Review by Jack Taylor
Following a recent trajectory in what seems like an emerging trend in movies documenting pre-civil war slavery, it’s hard not to feel suspicious about the prospect of an ulterior cash cow motive in what could have arguably been viewed here as shallow exploitation.
Steven Spielberg however was the first to counter any underlying cynicism following the release of biopic Lincoln, when he insisted that Hollywood was instead simply ready to finally tackle what had previously been deemed a sensitive taboo subject that could have otherwise alienated a wider audience.

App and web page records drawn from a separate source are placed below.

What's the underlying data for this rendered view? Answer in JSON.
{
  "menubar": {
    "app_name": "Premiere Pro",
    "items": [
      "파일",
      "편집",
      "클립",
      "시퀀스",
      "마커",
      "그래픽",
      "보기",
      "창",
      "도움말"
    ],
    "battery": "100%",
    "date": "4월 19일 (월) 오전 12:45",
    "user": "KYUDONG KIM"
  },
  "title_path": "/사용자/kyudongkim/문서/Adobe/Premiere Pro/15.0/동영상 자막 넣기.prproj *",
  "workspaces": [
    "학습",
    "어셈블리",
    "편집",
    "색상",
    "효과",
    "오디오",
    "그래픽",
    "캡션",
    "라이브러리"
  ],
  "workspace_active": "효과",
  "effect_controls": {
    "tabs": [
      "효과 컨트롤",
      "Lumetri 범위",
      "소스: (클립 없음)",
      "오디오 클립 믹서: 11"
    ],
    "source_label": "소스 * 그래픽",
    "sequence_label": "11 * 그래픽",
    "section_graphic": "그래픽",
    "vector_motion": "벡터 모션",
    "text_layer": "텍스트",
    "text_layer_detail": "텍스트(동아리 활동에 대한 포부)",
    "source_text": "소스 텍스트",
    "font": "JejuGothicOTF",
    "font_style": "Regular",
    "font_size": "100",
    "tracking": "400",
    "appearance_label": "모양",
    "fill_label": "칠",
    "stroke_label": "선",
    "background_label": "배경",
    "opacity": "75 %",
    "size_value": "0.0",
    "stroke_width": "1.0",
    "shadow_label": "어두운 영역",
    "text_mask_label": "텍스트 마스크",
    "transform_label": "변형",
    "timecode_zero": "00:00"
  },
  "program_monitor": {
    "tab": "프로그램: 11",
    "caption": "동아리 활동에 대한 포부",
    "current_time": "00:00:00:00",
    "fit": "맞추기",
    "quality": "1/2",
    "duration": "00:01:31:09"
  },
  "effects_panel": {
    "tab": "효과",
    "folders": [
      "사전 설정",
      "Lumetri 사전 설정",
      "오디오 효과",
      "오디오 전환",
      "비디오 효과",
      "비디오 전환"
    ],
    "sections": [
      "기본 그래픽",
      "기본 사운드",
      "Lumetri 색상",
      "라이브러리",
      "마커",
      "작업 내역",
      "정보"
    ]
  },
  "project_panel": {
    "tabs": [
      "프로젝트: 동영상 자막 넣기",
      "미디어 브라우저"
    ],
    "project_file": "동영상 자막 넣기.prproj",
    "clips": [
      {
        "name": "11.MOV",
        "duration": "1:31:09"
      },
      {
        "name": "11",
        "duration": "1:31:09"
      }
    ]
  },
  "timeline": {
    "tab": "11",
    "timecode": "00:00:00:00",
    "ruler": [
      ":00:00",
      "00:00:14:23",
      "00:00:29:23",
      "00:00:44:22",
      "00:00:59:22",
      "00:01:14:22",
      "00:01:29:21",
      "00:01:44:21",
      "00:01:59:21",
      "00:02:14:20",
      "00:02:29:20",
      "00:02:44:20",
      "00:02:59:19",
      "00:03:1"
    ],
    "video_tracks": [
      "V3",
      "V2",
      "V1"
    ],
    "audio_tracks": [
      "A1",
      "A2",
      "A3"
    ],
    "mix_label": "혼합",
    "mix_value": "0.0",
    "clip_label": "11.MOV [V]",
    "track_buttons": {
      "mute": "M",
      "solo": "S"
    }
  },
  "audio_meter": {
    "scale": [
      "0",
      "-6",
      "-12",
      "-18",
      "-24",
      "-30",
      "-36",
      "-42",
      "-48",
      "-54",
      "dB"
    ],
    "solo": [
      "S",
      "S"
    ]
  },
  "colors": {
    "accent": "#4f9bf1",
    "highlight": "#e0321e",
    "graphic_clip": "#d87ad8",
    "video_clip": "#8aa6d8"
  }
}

First to confront the elephant in the room was Quentin Tarantino on his gung-ho spaghetti western geekathon Django Unchained. With a level of theatrical flamboyance and colourful dialogue more akin to that of a Frank Miller graphic novel, Django also had servings of gratuitous gore in spades, which under normal circumstances would have trivialised such a delicate subject had it not been able to highlight the struggle between the main protagonists.
With the torch now passed to acclaimed director Steve McQueen, we are introduced to the not so familiar true story of Solomon Northup in 12 Years a Slave, based on his 1853 memoirs of the same name. An established musician and family man from New York, Solomon is kidnapped by clandestine slave traffickers, masquerading as potential employers after falsely being given the promise of work as a concert violinist. What then ensues is a barrage of physical torture and abject misery as Solomon, born a freeman, is unjustly estranged from his family and forced to work tirelessly in the southern heat within the confines of the desolate cotton plantations.
Michael Fassbender is terrifyingly unnerving as a wild eyed slave master in a role that encompasses a new level of sadistic depravity, in which his character derives the utmost pleasure from the cruel deeds he inflicts upon those at his mercy. As Solomon resigns himself to a life of attempted lynching and forced servitude, he seeks solace in the compassionate nature of a humble carpenter, played by Brad Pitt, who agrees to help Solomon find a way out of his hopeless predicament.
With an outstanding central performance from British actor Chiwetel Ejiofor as Solomon Northup, 12 Years a Slave is a harrowing portrayal of the devastation surrounding the slave trade, derived from an amazing first-hand account of injustice that will hopefully serve as a stark reminder of the harsh reality in one of the darkest periods of American history.
IMDb: 12 Years a Slave (2013)
In the antebellum United States, Solomon Northup, a free black man from upstate New York, is abducted and sold into slavery.